(Input data)
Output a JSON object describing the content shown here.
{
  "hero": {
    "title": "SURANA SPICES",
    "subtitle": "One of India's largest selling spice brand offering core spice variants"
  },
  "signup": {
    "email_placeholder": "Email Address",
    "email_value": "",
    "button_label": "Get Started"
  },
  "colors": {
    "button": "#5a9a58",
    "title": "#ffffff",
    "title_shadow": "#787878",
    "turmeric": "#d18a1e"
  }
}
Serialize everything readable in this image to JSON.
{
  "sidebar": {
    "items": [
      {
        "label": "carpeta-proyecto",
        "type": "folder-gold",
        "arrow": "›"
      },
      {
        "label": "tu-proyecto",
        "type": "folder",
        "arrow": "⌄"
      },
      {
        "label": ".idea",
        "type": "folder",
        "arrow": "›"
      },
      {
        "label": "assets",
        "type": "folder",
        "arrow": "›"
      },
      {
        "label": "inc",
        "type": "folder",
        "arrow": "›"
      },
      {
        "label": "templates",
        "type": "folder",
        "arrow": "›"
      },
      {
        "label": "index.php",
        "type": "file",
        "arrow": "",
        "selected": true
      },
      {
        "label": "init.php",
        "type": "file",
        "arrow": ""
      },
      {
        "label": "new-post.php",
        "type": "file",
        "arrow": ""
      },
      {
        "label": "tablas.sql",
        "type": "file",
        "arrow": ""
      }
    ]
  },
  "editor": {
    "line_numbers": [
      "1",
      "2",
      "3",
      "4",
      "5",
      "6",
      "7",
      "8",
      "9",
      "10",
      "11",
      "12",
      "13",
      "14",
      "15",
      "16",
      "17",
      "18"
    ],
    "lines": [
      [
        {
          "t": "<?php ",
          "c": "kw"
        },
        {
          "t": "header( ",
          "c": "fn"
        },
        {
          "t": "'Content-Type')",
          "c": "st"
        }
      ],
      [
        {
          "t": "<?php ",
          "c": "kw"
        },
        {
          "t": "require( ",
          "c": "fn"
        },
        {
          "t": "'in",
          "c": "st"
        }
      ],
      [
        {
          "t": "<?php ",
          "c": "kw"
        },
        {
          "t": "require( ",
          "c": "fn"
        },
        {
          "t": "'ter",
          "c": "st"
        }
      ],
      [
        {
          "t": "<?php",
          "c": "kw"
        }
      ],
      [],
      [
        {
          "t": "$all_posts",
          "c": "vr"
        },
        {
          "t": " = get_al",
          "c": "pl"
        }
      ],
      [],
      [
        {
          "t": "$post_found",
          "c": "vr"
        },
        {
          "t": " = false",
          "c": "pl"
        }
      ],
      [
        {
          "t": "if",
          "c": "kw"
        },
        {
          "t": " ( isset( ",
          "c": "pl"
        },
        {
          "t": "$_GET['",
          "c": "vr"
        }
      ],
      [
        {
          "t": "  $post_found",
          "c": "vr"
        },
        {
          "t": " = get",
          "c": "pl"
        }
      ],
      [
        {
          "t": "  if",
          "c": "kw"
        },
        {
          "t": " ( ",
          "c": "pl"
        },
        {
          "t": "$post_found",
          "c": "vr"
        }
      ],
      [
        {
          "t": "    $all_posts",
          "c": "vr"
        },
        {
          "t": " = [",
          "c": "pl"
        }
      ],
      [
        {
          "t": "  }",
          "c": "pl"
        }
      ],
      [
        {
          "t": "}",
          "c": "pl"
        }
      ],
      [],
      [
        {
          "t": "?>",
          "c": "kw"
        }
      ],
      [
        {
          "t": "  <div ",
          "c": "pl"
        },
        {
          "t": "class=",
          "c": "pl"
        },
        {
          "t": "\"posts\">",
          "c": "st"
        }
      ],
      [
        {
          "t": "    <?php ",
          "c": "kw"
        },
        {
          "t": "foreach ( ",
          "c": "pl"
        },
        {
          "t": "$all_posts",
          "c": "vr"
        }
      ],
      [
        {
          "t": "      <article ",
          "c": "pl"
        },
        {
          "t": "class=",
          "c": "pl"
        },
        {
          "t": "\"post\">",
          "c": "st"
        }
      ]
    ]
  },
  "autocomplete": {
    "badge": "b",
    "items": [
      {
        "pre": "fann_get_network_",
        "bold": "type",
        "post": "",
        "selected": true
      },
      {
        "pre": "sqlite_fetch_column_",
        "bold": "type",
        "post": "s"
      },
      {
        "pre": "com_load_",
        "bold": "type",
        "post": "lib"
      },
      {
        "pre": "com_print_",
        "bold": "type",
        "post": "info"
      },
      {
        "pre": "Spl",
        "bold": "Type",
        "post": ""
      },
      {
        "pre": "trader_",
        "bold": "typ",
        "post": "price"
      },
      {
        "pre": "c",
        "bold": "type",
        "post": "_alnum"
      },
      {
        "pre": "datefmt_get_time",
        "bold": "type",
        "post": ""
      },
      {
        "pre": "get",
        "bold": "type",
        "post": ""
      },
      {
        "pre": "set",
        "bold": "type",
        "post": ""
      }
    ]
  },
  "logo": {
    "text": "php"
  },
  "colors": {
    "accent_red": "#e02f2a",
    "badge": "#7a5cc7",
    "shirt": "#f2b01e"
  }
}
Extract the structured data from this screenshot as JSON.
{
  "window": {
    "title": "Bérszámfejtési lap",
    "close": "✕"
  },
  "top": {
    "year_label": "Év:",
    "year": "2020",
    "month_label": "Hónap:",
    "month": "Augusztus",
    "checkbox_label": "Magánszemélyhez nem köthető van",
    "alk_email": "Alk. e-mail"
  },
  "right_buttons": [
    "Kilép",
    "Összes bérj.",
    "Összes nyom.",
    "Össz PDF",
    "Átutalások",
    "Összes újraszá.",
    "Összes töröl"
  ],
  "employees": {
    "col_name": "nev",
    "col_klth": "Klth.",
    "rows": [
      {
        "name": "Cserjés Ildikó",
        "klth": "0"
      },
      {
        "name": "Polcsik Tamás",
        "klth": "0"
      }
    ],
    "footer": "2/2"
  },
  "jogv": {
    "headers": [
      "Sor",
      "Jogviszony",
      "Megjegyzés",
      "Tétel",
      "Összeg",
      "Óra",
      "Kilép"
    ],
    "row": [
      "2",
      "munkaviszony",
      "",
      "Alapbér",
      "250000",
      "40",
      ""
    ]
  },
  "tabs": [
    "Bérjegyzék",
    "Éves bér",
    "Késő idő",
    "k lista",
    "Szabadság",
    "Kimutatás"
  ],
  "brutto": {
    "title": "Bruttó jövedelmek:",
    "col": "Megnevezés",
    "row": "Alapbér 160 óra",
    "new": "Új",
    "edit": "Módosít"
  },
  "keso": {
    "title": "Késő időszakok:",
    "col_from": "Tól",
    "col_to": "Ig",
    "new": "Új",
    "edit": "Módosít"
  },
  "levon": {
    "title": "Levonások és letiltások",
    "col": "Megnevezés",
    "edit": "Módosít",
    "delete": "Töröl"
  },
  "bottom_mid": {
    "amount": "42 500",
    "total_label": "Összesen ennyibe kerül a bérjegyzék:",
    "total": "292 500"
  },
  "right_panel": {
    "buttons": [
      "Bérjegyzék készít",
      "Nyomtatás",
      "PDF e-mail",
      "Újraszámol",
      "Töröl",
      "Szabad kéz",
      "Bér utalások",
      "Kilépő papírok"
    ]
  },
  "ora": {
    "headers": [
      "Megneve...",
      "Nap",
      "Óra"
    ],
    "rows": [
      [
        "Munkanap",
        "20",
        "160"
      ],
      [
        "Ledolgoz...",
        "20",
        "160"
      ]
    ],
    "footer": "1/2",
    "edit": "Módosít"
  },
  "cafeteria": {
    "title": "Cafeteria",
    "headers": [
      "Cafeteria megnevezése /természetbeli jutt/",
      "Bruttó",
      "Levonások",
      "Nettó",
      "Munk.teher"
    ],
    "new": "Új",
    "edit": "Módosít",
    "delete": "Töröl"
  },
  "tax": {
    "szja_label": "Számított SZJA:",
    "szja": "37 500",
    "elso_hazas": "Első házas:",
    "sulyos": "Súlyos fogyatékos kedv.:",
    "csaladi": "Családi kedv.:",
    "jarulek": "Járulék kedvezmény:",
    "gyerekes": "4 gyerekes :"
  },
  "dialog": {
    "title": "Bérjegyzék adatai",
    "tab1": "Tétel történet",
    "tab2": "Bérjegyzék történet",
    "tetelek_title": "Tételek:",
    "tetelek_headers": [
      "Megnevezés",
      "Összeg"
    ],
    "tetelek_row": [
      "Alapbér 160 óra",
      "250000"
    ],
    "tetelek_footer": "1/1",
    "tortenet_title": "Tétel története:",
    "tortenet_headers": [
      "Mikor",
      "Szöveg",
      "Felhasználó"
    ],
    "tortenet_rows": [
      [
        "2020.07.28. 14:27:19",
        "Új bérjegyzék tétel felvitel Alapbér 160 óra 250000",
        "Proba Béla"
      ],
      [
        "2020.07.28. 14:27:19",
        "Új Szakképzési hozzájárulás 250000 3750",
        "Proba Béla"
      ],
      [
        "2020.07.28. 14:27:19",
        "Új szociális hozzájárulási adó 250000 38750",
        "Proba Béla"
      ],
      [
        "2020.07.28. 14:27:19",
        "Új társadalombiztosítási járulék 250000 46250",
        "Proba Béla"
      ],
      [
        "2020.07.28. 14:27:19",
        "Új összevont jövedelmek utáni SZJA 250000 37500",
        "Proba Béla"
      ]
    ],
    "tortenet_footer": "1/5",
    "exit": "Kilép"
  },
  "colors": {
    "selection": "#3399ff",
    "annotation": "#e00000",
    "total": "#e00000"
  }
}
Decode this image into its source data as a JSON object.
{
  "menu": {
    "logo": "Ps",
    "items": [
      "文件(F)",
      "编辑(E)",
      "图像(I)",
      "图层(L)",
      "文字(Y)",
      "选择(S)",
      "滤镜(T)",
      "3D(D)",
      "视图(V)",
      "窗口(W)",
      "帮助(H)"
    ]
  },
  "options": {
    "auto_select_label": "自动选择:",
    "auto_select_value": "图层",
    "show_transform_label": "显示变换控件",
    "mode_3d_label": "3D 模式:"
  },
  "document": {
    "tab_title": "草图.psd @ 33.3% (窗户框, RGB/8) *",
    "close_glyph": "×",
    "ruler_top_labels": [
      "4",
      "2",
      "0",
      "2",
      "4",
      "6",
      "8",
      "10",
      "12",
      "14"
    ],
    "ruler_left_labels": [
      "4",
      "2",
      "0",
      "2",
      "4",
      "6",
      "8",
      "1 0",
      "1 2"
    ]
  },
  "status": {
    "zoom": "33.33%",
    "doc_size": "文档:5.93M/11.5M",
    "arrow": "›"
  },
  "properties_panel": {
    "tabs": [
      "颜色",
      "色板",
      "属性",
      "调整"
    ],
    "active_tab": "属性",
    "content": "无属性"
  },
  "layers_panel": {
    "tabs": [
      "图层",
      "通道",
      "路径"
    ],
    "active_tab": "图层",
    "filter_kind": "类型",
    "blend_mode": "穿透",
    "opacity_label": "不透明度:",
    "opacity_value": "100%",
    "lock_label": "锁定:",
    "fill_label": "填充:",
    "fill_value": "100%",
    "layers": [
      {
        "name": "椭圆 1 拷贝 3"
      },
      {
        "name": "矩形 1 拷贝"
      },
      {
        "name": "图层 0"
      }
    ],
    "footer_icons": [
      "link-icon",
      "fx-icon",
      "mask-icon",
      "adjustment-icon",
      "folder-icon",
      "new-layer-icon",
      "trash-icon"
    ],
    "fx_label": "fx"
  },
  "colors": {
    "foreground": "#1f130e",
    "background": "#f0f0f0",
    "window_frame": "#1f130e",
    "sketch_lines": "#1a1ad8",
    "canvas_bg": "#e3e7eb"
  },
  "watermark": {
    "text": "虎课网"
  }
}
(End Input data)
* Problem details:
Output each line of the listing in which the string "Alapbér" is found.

* Exercise result:
      "Alapbér",
    "row": "Alapbér 160 óra",
      "Alapbér 160 óra",
        "Új bérjegyzék tétel felvitel Alapbér 160 óra 250000",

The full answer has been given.